Ironically, despite Ireland’s rising unemployment rates, some companies are having difficulty filling vacancies. 30% of roles are taking longer than 3 months to fill, “reflecting a lack of suitable skills and experience for specific roles”, according to Mr. Kilcommins.

“Among Ireland’s key selling points when it comes to attracting inward investment are our skilled and well educated workforce, our flexibility and our enterprise friendly operating environment. Our Workforce Activation Survey has already shown that skills gaps are starting to emerge – particularly in the Science and Technology fields – and this needs to be addressed urgently to protect existing and future investments”, he said.

Mr. Kilcommins encouraged the Government to continue to invest in education insofar as it is possible given the current financial environment. “Education is the key to closing the skills gap. The rewards for investment in skills and education are great and the penalties for failure are severe”.

Mr. Kilcommins concluded; “Ireland remains a very good place to do business but competition from countries throughout Europe and Asia is intensifying. We cannot afford to stand still; we all share a responsibility for striving to make Ireland an even better place to do business and we owe it to ourselves and those coming after us to get the message out there that this country’s flexible, enterprise and investment -friendly environment is a reality, not a slogan”.
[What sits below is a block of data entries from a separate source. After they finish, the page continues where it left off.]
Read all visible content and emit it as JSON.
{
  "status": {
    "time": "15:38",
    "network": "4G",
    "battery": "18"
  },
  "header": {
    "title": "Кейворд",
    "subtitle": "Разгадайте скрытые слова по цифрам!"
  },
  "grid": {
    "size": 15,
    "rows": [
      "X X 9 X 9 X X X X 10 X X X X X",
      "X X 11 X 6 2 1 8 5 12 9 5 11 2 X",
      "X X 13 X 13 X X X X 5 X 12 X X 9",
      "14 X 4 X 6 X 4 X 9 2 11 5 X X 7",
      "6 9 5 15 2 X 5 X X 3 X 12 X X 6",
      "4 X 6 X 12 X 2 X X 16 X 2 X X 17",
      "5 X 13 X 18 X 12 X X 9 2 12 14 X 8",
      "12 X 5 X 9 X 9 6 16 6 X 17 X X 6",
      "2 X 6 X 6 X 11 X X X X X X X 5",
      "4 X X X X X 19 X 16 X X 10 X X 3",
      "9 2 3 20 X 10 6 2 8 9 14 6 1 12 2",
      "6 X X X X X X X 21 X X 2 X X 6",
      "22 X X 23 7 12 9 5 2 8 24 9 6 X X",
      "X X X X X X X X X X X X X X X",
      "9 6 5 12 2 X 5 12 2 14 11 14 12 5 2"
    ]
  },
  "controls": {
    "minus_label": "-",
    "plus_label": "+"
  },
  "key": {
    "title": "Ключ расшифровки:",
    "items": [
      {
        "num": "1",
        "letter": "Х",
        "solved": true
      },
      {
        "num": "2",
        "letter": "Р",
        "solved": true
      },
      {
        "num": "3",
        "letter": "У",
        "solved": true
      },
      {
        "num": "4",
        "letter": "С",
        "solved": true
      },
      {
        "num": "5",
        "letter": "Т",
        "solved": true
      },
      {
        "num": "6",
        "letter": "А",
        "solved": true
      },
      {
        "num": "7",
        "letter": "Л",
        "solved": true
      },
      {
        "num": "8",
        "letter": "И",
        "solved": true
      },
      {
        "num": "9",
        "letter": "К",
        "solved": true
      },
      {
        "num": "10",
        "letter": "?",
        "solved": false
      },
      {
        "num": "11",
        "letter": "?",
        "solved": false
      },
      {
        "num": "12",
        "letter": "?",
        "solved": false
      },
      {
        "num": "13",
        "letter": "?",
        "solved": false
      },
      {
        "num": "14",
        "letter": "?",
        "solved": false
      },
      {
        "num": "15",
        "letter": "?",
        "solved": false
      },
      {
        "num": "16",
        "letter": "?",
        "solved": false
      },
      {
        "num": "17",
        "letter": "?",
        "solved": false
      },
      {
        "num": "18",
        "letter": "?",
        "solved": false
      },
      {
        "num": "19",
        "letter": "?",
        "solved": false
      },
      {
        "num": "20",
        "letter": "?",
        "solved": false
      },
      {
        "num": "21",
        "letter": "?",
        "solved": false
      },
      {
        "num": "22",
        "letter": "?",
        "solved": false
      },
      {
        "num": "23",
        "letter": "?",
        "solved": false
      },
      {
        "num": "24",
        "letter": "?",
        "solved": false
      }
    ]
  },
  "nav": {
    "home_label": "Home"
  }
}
The lunch, which was attended by over 300 American Chamber members and their guests was sponsored by ARAMARK Ireland.